Task requirements - Only lines containing the word "Hlína" are needed; pull them out of the material.

== Input for this task

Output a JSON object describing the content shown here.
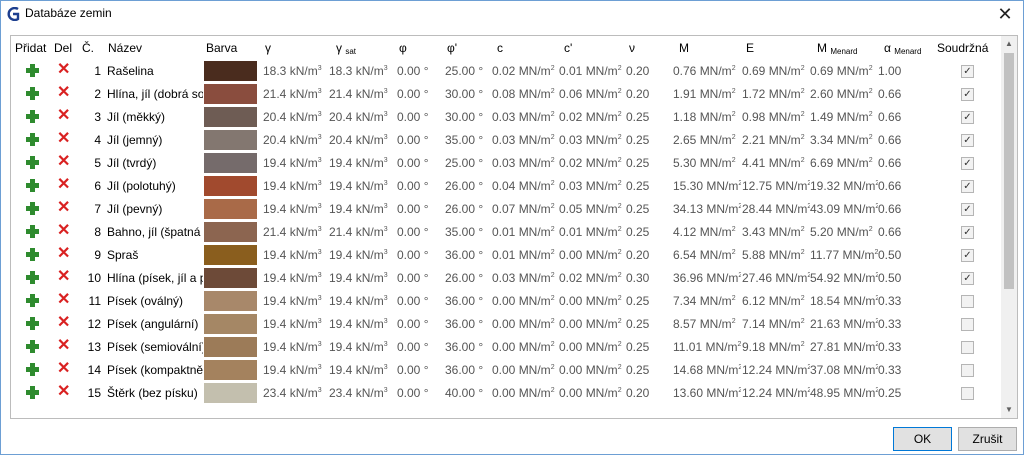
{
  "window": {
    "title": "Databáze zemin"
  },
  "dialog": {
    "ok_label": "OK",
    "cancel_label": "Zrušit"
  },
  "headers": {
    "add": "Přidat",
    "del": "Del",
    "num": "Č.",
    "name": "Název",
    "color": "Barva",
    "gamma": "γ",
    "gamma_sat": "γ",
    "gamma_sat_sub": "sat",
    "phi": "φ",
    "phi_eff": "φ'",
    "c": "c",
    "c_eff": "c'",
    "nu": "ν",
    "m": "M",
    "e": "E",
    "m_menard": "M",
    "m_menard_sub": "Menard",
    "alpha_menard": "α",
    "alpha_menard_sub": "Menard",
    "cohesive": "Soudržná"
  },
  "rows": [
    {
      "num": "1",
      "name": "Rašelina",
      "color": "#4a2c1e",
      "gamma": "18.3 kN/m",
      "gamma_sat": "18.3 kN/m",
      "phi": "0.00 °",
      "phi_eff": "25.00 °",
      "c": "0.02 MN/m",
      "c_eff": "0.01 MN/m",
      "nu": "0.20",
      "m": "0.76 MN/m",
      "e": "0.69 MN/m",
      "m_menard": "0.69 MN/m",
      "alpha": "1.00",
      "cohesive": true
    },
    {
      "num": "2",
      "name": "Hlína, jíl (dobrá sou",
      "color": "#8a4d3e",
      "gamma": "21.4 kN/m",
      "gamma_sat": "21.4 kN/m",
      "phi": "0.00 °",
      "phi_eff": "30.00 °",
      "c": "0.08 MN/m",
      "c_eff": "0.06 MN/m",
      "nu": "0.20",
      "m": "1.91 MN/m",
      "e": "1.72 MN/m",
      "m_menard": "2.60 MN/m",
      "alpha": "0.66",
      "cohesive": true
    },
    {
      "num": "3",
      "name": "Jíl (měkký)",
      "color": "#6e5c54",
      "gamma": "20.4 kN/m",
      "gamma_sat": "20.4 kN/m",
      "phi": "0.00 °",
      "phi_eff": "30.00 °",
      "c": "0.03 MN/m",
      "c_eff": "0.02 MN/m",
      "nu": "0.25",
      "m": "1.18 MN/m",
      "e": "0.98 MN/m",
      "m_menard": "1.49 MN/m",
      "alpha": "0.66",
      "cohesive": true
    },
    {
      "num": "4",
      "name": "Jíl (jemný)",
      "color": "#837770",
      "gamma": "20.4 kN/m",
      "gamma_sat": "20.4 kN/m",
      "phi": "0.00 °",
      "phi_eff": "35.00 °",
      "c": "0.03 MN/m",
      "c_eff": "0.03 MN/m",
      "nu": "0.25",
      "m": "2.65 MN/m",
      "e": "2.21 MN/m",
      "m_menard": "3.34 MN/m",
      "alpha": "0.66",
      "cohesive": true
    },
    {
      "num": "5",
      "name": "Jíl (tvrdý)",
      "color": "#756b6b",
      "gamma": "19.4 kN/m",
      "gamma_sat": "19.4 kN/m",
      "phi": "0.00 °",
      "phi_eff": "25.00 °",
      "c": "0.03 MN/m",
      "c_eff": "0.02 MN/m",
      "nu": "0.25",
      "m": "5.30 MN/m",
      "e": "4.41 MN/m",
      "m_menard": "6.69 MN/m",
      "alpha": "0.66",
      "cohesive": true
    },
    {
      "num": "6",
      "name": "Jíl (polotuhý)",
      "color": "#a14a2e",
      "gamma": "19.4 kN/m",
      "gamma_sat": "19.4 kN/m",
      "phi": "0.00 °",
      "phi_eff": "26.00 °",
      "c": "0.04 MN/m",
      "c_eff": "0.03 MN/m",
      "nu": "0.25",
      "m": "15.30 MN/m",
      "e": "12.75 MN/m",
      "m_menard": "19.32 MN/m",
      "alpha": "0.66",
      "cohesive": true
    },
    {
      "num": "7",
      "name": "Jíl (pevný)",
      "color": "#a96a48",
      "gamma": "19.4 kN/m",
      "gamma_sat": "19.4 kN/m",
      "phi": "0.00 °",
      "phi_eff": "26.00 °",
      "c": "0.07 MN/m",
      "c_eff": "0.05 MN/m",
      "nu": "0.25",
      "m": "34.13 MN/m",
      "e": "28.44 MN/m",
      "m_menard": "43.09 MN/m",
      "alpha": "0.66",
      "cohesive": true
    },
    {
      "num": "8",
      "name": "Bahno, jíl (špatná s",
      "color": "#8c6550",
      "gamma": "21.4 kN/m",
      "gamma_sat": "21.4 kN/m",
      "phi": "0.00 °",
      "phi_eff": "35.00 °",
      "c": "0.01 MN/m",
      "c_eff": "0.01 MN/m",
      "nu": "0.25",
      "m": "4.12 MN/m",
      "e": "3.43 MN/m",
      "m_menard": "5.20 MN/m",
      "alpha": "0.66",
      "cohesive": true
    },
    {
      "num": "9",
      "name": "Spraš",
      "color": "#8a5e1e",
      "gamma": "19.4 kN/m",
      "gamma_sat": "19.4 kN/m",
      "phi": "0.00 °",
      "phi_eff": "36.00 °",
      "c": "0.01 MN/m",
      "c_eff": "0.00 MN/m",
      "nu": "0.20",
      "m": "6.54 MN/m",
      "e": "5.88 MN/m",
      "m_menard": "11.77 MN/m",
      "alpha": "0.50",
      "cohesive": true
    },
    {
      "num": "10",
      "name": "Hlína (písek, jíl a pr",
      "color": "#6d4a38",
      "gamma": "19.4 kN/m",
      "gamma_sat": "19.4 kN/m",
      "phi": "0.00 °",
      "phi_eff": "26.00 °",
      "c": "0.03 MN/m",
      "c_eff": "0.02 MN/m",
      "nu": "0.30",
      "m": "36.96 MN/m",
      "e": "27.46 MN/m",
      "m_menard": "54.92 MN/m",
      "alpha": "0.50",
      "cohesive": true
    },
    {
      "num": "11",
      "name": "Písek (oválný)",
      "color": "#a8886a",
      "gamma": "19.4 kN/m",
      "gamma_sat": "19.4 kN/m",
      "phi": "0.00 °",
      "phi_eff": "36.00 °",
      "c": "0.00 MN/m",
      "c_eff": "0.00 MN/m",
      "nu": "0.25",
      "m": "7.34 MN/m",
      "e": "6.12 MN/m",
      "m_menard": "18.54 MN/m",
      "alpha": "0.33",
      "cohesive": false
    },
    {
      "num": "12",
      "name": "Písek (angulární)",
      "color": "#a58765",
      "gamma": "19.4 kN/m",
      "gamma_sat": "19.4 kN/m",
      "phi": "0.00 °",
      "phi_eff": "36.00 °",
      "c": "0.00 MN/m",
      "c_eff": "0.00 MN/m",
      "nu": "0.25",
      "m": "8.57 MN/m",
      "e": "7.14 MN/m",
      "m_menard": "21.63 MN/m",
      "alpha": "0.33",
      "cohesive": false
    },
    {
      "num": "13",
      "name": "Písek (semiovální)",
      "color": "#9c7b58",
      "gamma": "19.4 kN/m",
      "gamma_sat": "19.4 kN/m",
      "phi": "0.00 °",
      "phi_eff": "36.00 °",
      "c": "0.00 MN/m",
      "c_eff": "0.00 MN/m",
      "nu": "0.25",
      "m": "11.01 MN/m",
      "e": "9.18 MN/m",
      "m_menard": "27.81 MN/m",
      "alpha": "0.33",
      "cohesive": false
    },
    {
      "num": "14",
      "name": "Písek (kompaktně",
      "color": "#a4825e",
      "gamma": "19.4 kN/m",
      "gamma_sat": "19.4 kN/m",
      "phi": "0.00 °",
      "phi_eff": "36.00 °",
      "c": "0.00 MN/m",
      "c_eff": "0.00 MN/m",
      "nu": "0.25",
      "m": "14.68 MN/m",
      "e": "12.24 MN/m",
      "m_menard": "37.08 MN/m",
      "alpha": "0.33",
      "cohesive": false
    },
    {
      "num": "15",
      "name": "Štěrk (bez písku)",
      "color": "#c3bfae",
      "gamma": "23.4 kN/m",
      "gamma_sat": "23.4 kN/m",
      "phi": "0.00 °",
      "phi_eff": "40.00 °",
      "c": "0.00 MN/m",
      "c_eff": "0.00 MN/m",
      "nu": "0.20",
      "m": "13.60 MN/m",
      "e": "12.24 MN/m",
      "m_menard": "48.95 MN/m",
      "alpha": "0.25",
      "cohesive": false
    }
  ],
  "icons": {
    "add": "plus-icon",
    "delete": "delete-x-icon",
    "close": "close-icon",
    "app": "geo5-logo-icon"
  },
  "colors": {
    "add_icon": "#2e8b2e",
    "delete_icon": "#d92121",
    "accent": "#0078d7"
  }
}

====

Task solution -
      "name": "Hlína, jíl (dobrá sou",
      "name": "Hlína (písek, jíl a pr",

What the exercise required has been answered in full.